Sarann Knight-Preddy was an American business leader and gaming pioneer in the U.S. state of Nevada. In 1950, she became the “first and only woman of color to receive a gaming license” in the state.
Born in Eufaula, Oklahoma to mixed-race parents, Preddy married just out of high school and moved with her family to Las Vegas. At the time she arrived there were few work opportunities for blacks, but Preddy learned to write keno and deal blackjack.
Preddy followed her second husband to Hawthorne, Nevada, where he worked at the ammunition depot. She had the opportunity to purchase a bar. She bought it and licensed it, becoming the first woman of color to have a gaming license.

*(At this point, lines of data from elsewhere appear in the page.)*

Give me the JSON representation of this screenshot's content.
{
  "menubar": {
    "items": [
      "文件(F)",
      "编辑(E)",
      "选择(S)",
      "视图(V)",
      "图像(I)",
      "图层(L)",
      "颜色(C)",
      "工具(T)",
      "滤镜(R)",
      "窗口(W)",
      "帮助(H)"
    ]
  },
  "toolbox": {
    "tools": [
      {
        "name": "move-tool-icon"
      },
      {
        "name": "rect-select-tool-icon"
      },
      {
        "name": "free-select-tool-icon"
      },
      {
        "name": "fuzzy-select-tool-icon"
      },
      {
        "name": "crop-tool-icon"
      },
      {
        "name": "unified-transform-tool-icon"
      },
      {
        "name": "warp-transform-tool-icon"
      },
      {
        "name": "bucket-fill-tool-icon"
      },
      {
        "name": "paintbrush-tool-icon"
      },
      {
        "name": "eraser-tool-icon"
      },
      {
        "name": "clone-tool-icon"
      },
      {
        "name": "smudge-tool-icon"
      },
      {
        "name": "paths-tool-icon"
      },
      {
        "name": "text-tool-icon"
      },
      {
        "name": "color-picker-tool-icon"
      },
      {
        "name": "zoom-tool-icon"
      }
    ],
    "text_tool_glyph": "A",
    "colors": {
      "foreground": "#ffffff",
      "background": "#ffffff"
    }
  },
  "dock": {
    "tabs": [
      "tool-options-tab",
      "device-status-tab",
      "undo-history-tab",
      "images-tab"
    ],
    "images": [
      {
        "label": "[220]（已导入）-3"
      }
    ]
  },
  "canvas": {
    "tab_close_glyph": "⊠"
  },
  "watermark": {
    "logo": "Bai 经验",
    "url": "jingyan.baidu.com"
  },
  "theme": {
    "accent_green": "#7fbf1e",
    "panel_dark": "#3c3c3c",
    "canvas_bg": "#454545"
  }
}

After seven years, Preddy returned to Las Vegas and worked in various “after hours” clubs in West Las Vegas, until a city ordinance was passed which banned black dealers. She tried her hand at running a dry cleaning business and a dress shop, but sold them to buy the Playhouse Lounge. Preddy was approached by the NAACP to try to break the color line against dealers. When she was unable to secure a gaming license for her own club, she agreed to a six-month trial at Jerry’s Nugget and ended up staying seven years. Preddy left Jerry’s to run for a seat on the Las Vegas City Council and was the first black to win a primary. She was heavily involved in trying to revitalize West Vegas, which had declined after desegregation. She operated a non-profit and tried to attract investors.

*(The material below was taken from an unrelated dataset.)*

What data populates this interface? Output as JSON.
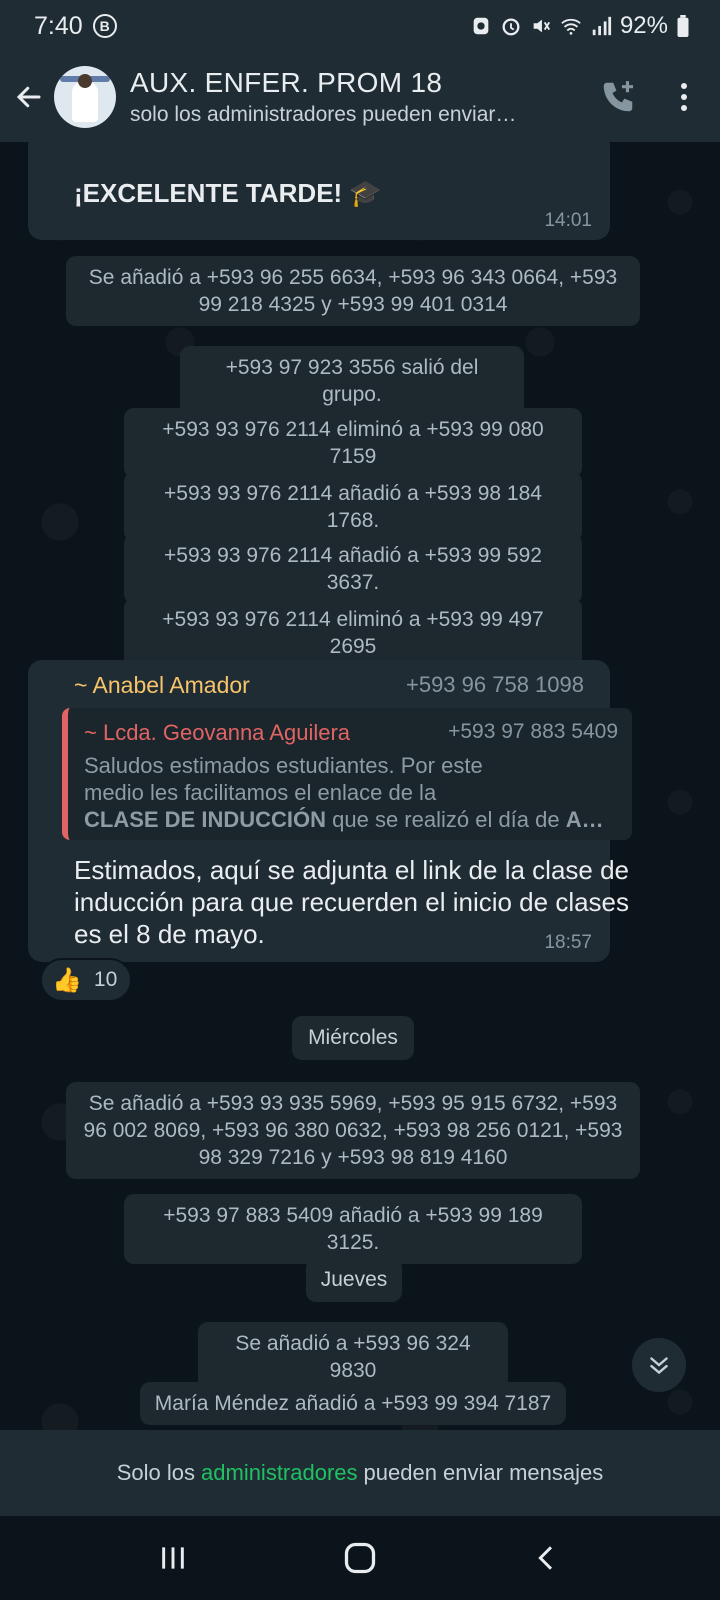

The Moulin Rouge was the first integrated hotel-casino in Las Vegas and after years of advocacy, Preddy, her husband Joe Preddy and their son James Walker succeeded in 1992 in their quest to have it placed on the National Register of Historic Places. Preddy served on a local board of the NAACP, co-founded a node of the Democratic Club in Las Vegas, and held a leadership role in the Gamma Phi Delta Sorority. She published her autobiography, 72 Years in Las Vegas in 2014. Sarann Preddy died in 2014.